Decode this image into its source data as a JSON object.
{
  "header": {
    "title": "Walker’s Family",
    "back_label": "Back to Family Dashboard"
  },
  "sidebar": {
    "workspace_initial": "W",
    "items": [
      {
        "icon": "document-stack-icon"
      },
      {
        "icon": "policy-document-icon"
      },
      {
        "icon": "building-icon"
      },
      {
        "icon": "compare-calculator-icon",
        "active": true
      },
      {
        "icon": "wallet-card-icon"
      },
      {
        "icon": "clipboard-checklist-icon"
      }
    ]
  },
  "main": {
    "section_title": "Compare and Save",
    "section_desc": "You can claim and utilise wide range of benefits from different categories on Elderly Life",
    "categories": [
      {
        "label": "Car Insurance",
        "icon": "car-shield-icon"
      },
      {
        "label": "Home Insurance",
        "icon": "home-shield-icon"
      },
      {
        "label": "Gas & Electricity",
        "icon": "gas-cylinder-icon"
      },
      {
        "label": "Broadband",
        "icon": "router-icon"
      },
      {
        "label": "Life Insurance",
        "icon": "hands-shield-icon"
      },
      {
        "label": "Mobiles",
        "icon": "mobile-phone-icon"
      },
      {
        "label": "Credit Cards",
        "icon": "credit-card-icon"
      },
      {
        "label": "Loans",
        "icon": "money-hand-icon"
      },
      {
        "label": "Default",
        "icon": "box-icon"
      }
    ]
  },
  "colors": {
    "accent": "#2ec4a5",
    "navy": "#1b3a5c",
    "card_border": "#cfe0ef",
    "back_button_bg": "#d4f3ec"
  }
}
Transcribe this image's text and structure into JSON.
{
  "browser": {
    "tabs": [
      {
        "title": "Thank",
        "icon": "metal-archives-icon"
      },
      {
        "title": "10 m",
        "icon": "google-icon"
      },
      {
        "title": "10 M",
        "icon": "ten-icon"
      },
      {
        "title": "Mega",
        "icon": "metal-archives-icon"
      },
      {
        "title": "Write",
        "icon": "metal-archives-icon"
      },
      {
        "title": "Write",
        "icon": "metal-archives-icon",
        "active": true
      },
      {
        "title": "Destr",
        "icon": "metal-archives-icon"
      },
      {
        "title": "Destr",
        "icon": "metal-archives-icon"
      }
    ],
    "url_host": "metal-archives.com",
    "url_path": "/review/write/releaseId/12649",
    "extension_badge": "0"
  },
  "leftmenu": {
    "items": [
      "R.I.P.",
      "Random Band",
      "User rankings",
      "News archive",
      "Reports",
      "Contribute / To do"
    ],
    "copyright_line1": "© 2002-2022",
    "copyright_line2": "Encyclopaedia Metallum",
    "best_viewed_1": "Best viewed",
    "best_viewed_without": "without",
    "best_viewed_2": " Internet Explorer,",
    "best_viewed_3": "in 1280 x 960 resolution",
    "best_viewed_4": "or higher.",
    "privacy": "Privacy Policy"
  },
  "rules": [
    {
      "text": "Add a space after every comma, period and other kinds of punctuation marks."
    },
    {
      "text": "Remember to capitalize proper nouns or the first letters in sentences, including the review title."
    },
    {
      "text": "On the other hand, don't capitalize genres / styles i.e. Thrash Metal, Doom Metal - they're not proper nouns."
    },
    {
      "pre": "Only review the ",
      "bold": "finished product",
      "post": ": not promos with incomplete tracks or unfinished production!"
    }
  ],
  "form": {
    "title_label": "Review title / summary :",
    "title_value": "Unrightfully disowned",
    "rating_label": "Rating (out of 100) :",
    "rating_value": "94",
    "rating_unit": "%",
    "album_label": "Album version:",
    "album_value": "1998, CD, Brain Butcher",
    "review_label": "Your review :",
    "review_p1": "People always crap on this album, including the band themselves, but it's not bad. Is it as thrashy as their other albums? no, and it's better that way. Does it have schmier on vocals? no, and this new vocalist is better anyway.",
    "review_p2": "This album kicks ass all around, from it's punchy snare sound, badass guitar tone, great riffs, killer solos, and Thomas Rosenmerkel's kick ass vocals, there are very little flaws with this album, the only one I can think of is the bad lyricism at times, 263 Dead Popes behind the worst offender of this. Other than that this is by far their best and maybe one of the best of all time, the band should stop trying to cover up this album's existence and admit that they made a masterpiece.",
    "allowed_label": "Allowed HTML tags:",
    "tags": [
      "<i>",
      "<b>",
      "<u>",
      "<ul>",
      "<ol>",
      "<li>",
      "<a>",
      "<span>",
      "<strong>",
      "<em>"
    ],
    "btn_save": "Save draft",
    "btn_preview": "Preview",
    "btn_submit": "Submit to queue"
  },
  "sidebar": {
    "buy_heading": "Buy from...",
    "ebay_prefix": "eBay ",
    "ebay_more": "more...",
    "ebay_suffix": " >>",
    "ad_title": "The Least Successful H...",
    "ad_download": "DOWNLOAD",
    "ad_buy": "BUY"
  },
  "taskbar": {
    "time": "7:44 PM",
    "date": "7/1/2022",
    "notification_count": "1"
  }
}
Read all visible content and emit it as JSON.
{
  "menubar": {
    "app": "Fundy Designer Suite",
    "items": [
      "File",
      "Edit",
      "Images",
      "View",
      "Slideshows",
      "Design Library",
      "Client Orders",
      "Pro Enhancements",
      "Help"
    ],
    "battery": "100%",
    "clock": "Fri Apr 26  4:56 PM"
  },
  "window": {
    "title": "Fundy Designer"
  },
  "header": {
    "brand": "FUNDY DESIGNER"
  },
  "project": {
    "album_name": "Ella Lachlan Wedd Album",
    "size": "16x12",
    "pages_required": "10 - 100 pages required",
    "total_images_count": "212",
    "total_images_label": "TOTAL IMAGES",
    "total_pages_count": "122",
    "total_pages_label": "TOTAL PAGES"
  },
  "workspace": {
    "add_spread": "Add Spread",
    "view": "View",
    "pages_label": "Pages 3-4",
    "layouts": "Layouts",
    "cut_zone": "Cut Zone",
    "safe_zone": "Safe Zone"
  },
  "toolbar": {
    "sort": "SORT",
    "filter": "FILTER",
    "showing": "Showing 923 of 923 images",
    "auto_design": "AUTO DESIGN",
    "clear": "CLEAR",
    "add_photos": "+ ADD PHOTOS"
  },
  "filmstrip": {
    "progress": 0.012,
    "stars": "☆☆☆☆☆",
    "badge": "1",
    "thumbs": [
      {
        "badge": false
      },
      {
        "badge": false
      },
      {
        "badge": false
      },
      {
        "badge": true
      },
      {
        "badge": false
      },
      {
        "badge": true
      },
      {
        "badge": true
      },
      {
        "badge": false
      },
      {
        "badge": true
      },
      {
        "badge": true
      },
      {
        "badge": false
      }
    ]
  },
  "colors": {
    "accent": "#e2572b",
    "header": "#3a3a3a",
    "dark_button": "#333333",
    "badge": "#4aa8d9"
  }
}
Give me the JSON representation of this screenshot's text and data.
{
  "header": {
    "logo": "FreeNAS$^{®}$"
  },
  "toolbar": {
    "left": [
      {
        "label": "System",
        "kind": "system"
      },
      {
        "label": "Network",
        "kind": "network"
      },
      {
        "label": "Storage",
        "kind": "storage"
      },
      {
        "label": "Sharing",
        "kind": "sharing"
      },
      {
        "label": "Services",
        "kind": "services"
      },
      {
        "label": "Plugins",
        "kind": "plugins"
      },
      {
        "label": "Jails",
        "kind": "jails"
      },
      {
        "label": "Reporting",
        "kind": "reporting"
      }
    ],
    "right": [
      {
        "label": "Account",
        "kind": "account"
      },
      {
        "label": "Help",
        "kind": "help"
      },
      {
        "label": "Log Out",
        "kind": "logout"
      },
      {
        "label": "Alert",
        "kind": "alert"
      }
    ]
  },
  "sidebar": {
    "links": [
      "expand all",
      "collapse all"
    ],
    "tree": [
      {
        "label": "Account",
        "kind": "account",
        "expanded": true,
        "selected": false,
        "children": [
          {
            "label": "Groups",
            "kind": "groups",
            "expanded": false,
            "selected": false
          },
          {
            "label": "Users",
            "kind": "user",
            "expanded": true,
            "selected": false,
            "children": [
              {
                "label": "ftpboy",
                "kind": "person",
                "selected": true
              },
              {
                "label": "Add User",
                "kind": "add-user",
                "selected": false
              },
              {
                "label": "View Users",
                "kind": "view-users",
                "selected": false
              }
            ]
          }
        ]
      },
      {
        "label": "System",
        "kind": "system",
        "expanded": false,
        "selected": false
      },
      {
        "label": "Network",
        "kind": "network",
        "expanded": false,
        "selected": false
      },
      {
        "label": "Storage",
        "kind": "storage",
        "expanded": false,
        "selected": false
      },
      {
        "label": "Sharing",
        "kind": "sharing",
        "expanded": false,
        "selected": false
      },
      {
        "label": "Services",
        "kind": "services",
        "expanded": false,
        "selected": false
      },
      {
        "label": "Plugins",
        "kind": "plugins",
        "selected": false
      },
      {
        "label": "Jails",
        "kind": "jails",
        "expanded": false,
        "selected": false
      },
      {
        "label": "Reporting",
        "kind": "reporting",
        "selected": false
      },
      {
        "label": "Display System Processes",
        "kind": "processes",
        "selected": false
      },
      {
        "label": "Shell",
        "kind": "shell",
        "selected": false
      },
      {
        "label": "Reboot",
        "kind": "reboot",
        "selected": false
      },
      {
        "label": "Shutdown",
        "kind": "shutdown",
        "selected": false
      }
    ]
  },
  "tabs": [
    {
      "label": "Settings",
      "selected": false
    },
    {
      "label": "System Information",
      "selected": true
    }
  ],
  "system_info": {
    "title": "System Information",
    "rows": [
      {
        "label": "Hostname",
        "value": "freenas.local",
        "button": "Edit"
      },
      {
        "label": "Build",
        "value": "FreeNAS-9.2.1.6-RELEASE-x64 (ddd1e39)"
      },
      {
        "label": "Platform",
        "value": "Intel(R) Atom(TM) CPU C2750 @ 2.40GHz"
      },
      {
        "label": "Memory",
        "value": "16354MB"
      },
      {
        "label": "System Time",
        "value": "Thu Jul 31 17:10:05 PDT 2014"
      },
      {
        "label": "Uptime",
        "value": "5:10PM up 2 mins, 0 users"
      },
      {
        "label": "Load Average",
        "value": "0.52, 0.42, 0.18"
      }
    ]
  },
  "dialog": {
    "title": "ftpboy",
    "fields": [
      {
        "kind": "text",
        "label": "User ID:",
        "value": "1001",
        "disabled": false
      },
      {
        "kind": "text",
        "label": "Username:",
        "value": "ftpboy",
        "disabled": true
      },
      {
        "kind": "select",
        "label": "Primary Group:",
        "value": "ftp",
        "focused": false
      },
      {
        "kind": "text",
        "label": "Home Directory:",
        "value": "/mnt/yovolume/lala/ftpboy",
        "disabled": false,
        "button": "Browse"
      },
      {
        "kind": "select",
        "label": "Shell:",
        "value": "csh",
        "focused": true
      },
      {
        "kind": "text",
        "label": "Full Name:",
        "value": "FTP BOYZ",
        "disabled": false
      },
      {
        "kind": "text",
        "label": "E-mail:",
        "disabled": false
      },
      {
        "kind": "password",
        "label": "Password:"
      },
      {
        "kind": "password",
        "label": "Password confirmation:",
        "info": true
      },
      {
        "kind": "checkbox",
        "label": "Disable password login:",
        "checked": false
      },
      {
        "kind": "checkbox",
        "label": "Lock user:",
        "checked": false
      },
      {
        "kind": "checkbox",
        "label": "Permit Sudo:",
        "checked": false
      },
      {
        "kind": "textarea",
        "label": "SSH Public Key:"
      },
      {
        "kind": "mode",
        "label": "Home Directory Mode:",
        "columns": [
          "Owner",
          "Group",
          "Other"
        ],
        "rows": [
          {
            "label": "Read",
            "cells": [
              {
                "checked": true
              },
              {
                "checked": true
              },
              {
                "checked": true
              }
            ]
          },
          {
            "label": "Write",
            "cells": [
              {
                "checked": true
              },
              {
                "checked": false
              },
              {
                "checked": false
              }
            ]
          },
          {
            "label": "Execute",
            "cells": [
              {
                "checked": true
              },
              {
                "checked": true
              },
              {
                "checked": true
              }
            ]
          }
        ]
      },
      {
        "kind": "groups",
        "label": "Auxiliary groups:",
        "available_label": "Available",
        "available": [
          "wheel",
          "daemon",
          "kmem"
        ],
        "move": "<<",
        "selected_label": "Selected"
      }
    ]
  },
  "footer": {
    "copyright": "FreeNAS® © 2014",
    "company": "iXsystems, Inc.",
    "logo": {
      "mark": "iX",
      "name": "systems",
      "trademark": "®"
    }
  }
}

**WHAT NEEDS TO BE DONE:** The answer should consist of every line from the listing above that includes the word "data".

**TASK OUTPUT:**
Decode this image into its source data as a JSON object.
Give me the JSON representation of this screenshot's text and data.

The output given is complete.